No one ever said that implementing agile would be easy.
It is a major initiative that has significant challenges in cultural and behaviour change. Even once you've had success in making these changes, there are some components that only become problems over time.
We recently completed a survey of Australian agile projects and asked them what presented the biggest challenges once the initial cultural and process changes had taken place.
As you can see in these results, managing/maintaining the backlog is the biggest issue faced by these companies. That issue was closely followed by running retrospectives, keeping meaningful measures, and integrating budgets.
The backlog in particular seemed to be challenging but not a major problem initially. After all, they had collated all of the existing features, requests, and changes into a backlog. The common feedback from these teams was that keeping it maintained over time and in a usable format was difficult. The backlogs had grown and grown to be wish lists of someday-maybe ideas, rather than a well-defined set of requirements that were prioritised.
Another initial seemingly easy challenge that grew to be problematic was that of retrospectives. Many teams were familiar with retrospectives and had participated in them from time to time. What they didn't count on was the frequency and integrating the lessons learnt back into the next sprint. Many people had never really taken improvements from retrospectives and actually done anything with them.
Another important issue with retrospectives was keeping them fresh and effective. Because of the regularity of them when using agile, they tended to become stale and grew less effective over time.

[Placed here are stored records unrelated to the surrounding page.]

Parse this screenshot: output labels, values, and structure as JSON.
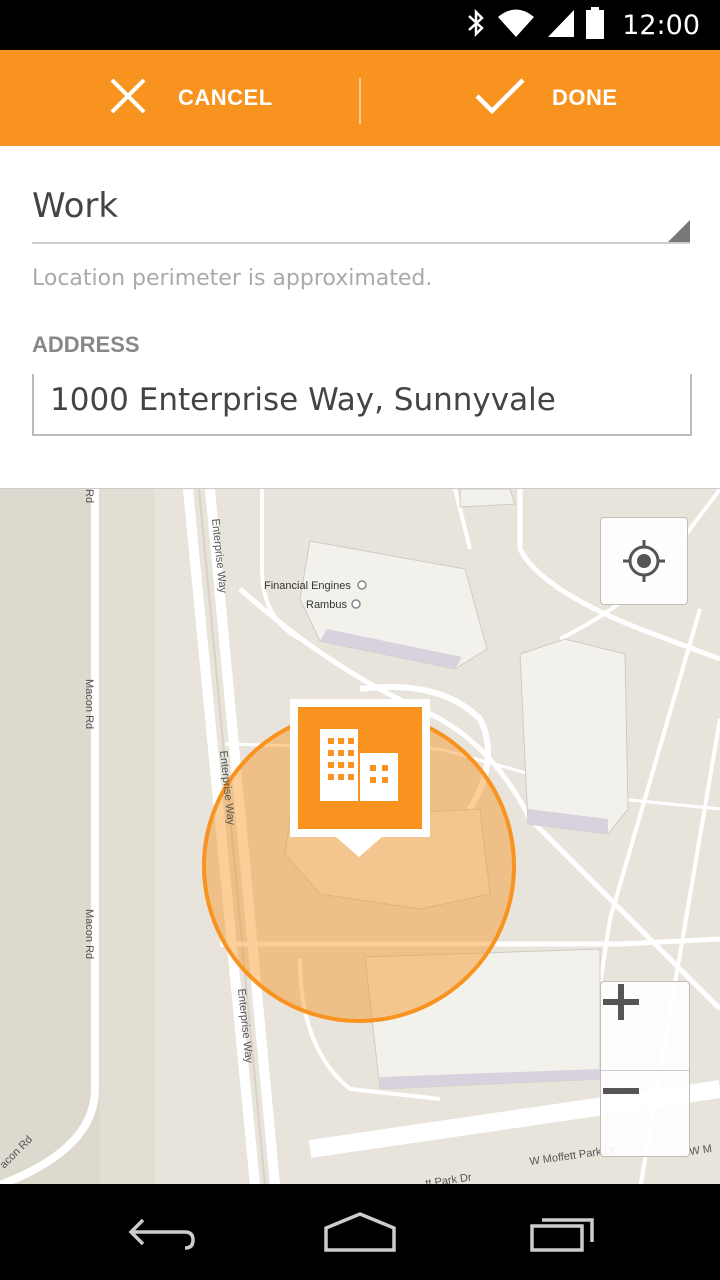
{
  "status_bar": {
    "time": "12:00",
    "icons": [
      "bluetooth-icon",
      "wifi-icon",
      "signal-icon",
      "battery-icon"
    ]
  },
  "action_bar": {
    "cancel_label": "CANCEL",
    "done_label": "DONE",
    "color": "#f7931e"
  },
  "form": {
    "place_name": "Work",
    "helper_text": "Location perimeter is approximated.",
    "address_label": "ADDRESS",
    "address_value": "1000 Enterprise Way, Sunnyvale"
  },
  "map": {
    "streets": {
      "enterprise_way": "Enterprise Way",
      "macon_rd": "Macon Rd",
      "w_moffett_park_dr": "W Moffett Park Dr",
      "w_moffett_park_dr_partial": "W M",
      "park_dr_partial": "tt Park Dr",
      "macon_rd_partial": "acon Rd",
      "rd_partial": "Rd"
    },
    "pois": [
      "Financial Engines",
      "Rambus"
    ],
    "marker_icon": "building-icon",
    "perimeter_color": "#f7931e"
  },
  "nav_bar": {
    "icons": [
      "back-icon",
      "home-icon",
      "recents-icon"
    ]
  }
}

So much so that they were often no longer conducted as frequently if at all.
The inability to integrate agile projects into company KPI/metrics systems and budgeting systems was also a very common problem that continued well into year 2 and beyond and is probably unsurprising to people involved in agile implementation initiatives. As an industry, we still seem to have not solved this problem, and it is only when organizations take a more strategic view of these systems and structures do we see better integration.
Tip #1 - Fix the backlog
Project after project showed us that the quality of the backlog remains the number one challenge. After 12 months, many backlogs remained a partially sorted list of vaguely defined actions.
Too much time was spent at the beginning of each sprint arguing over what specific functions, changes, and tasks meant and whether they should be prioritized.
Make sure that some quality control is applied to requirements BEFORE they are added to the backlog. A checklist should be developed to ensure that features are well-defined and can be compared and prioritised when the time is right.
Tip #2 - Keep your retrospectives fresh and clear
Keep your retrospectives simple and with an emphasis on finding problems and efficiencies. Without proper focus, retrospectives are often bloated, confused and without well-defined goals.
With each retrospective, identified a goal to be achieved which is either a problem to solve or a productivity improvement e.g. "how to resolve conflicting requirements sooner" or "how to reduce waiting times".
"Keep them clear - sprint retrospectives should either solve a problem or help to improve productivity." – James Kelly
Tip #3 - KPIs/Metrics and Budgets
Ensuring appropriate KPIs/metrics are identified and working with budget constraints on an ongoing basis is crucial. Agile projects do not exist in a vacuum and so keeping them on the company KPI dashboard is critical for agile initiative success. Experiment with different metrics during the early stages of the agile implementation. It's unlikely you'll stumble upon the most effective metrics from the start, so keep them meaningful to the team and to the rest of the organization.
Regularly determine the challenges
As you can see from the survey results, many of the challenges with implementing agile methods get easier over time, and others grow more difficult. What worked initially will probably not work two years later. Almost every organization is in a constant state of change. Agile itself needs to be agile and to keep assessing the problems and challenges which will inevitably arise. Keep looking at the problems and what you can do to solve the most important ones.
Which challenges have you encountered? Leave a comment below.